|Louis as Lieutenant General|
Just a year after having received the Pope's permission he resigned his post at Chaalis to take that of abbot of Saint-Germain-des-Pres. Between 1737-41 he conducted several substantial changes to the buildings of his new abbey. The manse of the monastery itself was remade by Jacques Hardouin-Mansart de Sagonne while the residence allotted to the abbot - the Château de Berny - was modernised and given the fashionable rocaille look.
As many other of the French aristocracy before him Louis was a Freemason. In 1743 he became the head of the French lodges which he continued to be for nearly thirty years. Despite being now comfortably established as an abbot with a pleasant abode Louis was not quite done with his military career.
His many talents and even more appointments shows that the Comte-Abbé was a complicated person. His character is described by Sainte-Beuve as being "one of the most striking specimens". That could easily be said about a man who was a Prince of the Blood, an abbot, a soldier, a libertine and apparently also an amateur man of letters. Saint-Beuve goes on to describe him as being in opposition to the Parliament and that he grew devout in his later years. Although he could be amusing he was equally capable of living a scandalous life when he was comfortable and well-pleased.
He was given command of the army in Bohemia where he suffered a defeat at Krefeld in 1758; following the French defeats during the Seven Years' War he would create several plans for improvements of the French army.
At court he was a good friend of Madame de Pompadour; it might be expected that he would otherwise have sought towards the Dévots given his vocation.

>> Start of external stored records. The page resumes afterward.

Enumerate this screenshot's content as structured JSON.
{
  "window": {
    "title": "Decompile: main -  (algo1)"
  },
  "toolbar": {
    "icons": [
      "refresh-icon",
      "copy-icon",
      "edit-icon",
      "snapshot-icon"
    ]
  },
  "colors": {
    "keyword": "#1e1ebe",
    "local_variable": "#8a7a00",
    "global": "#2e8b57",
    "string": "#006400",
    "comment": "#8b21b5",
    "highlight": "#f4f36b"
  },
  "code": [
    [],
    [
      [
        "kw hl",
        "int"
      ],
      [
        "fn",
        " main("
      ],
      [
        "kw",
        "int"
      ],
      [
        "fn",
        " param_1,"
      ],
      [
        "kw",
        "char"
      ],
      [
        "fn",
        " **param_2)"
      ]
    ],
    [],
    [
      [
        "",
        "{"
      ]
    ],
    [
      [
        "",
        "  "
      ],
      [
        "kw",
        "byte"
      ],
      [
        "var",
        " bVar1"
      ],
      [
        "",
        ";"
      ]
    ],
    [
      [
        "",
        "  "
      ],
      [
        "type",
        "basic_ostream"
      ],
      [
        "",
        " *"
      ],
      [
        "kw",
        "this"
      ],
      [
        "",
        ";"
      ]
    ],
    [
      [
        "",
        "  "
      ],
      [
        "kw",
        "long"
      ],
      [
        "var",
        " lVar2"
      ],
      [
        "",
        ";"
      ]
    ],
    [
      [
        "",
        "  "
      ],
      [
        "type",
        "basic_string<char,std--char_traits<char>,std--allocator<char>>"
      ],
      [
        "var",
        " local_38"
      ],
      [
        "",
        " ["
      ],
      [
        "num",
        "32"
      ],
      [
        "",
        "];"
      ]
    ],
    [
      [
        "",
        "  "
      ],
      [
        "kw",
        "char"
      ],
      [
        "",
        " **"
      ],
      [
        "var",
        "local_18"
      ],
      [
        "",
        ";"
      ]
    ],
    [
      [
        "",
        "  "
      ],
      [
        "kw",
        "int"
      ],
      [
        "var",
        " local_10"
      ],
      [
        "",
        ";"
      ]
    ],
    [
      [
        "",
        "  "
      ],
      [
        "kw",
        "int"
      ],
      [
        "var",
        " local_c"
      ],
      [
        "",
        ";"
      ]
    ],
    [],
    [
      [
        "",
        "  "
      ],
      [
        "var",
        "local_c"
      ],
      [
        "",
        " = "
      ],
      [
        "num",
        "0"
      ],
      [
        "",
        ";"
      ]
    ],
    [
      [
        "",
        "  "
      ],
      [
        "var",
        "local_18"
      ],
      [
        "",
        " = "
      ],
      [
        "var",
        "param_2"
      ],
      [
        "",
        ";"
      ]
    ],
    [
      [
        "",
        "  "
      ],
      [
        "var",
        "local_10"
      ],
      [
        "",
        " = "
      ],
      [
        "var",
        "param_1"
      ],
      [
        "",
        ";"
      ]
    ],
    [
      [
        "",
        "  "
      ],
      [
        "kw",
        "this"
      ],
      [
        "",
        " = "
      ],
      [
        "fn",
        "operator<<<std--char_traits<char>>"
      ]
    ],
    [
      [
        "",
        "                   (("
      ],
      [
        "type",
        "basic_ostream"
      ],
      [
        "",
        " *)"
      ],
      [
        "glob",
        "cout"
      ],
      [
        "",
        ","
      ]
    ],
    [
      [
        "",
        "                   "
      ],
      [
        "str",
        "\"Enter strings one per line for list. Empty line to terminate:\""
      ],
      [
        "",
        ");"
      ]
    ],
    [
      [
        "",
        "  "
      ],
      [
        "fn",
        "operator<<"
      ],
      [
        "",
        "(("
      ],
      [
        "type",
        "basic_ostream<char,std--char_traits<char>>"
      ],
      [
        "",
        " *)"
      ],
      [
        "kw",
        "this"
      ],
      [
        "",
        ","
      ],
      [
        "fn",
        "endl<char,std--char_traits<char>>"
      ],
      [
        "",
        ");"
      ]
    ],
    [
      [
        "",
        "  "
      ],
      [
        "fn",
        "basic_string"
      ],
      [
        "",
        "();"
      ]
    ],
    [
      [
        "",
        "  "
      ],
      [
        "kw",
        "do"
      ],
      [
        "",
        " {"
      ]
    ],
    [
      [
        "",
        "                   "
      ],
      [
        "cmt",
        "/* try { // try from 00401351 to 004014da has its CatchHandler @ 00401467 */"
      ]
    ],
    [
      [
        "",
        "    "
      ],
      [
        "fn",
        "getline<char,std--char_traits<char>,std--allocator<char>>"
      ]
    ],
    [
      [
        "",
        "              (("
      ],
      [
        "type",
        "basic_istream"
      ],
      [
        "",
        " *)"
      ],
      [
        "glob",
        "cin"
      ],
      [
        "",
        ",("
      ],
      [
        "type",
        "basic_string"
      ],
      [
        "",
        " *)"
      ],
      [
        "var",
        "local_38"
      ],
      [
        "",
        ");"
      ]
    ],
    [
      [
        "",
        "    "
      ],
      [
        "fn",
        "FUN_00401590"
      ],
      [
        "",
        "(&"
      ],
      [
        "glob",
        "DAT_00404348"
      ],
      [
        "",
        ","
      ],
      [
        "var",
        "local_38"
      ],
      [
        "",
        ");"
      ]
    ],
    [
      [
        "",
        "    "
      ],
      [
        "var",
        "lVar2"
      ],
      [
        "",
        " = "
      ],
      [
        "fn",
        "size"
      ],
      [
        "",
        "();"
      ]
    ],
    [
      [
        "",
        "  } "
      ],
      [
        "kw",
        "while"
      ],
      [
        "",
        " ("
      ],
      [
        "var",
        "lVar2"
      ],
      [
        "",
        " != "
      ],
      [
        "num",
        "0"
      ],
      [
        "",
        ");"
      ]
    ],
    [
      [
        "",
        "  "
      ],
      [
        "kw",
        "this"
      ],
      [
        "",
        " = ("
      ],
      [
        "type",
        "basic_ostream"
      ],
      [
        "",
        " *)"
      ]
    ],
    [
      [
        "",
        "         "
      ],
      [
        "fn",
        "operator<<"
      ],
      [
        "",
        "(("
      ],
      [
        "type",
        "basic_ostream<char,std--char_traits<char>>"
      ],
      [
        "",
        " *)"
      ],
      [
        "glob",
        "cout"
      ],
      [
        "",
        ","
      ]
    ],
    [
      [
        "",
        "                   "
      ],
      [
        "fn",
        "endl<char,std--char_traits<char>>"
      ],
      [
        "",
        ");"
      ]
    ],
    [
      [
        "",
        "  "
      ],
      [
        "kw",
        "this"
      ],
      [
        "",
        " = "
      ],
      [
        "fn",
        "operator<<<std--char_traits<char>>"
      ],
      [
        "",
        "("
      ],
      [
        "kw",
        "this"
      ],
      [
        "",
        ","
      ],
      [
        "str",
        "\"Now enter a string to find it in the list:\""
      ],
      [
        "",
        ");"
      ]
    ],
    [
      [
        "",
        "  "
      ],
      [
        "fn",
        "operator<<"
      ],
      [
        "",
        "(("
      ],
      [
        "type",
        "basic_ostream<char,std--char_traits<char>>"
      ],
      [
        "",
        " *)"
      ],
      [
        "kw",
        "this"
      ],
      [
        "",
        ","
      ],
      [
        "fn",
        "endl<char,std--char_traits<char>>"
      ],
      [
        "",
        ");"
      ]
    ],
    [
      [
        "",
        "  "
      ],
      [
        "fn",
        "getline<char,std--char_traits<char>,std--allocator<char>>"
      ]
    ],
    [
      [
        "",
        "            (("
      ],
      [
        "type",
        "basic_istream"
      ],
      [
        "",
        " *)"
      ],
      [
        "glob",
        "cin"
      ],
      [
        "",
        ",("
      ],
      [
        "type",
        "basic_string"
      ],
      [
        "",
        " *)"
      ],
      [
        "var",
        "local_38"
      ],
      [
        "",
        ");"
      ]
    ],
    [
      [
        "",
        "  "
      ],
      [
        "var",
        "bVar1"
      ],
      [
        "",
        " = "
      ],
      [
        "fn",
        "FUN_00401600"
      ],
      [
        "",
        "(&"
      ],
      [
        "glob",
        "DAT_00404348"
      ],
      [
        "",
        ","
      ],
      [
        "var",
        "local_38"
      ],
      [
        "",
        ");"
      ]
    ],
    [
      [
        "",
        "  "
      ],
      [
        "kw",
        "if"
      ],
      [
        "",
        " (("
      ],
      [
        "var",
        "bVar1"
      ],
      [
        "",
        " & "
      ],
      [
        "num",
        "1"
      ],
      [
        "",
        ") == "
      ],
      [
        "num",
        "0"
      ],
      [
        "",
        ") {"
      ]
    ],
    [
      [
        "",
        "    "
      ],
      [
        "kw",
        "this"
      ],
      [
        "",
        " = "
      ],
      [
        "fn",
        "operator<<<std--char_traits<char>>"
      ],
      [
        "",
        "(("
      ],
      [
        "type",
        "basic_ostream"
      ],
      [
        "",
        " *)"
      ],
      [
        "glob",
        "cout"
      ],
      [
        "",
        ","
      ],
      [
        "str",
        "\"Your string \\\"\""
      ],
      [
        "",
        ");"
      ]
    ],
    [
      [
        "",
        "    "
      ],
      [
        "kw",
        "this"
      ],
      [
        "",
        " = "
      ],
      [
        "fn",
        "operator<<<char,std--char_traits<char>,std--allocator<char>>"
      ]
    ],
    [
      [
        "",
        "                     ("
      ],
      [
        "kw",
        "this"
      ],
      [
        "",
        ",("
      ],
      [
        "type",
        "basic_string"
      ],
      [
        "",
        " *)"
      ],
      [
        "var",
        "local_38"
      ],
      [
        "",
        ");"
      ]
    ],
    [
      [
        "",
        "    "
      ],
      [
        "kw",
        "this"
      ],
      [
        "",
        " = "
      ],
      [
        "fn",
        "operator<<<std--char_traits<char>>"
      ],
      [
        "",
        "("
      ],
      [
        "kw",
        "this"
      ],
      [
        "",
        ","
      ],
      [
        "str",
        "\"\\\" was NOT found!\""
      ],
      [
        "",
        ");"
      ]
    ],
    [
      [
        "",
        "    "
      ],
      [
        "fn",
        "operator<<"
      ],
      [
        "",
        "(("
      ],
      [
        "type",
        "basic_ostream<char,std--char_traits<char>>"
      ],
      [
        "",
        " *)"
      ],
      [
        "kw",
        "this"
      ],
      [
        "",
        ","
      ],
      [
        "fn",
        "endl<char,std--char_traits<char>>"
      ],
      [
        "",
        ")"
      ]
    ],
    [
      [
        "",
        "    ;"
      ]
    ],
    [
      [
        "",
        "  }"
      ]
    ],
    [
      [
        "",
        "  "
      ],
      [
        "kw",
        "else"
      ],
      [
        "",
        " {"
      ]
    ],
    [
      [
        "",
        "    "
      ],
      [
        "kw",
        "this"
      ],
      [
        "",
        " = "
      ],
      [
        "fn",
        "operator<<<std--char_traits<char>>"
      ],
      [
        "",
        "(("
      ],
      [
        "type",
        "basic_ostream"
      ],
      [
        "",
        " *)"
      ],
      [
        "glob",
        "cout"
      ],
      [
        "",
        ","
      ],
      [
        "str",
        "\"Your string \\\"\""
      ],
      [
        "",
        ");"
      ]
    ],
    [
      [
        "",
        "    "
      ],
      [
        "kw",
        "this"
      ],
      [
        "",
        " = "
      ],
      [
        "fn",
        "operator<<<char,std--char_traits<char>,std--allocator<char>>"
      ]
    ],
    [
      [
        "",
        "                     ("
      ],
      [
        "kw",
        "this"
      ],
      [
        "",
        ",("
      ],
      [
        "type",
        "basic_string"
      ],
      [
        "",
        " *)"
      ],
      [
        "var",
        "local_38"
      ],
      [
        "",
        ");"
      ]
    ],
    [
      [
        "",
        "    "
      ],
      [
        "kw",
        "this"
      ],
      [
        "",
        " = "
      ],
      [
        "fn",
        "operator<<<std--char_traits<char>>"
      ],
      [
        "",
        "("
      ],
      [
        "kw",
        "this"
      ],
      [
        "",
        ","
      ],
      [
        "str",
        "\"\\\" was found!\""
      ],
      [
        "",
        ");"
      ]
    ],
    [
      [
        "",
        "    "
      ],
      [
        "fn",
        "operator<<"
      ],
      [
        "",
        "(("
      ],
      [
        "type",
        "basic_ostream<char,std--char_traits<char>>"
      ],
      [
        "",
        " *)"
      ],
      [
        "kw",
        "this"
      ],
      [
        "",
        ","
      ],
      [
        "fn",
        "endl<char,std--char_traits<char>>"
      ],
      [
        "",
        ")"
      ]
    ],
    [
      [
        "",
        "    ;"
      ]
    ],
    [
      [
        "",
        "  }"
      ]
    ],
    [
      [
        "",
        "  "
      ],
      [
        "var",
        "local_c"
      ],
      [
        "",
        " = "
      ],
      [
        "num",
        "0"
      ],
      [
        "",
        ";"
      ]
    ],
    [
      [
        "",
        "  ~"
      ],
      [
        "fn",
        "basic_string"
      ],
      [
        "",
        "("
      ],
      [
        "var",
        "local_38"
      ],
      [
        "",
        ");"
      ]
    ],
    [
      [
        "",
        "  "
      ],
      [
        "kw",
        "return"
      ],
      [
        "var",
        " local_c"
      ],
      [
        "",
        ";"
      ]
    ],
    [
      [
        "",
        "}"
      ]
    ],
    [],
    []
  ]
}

But as he had often done before he went his own ways. It should be pointed out that Louis could hardly point a finger at Louis XV's infidelity considering his own personal life.
|Louis de Bourbon-Condé painted in the year of|
The relationship with his wife could be stormy since Louis was rather of a jealous nature. He once lost his temper and scratched her forehead with a pen. Immediately regretting his act he contacted the King and managed to grant her a title of Marquise as an apology.
Louis died in Paris on 16 June 1771 and was buried in Enghien.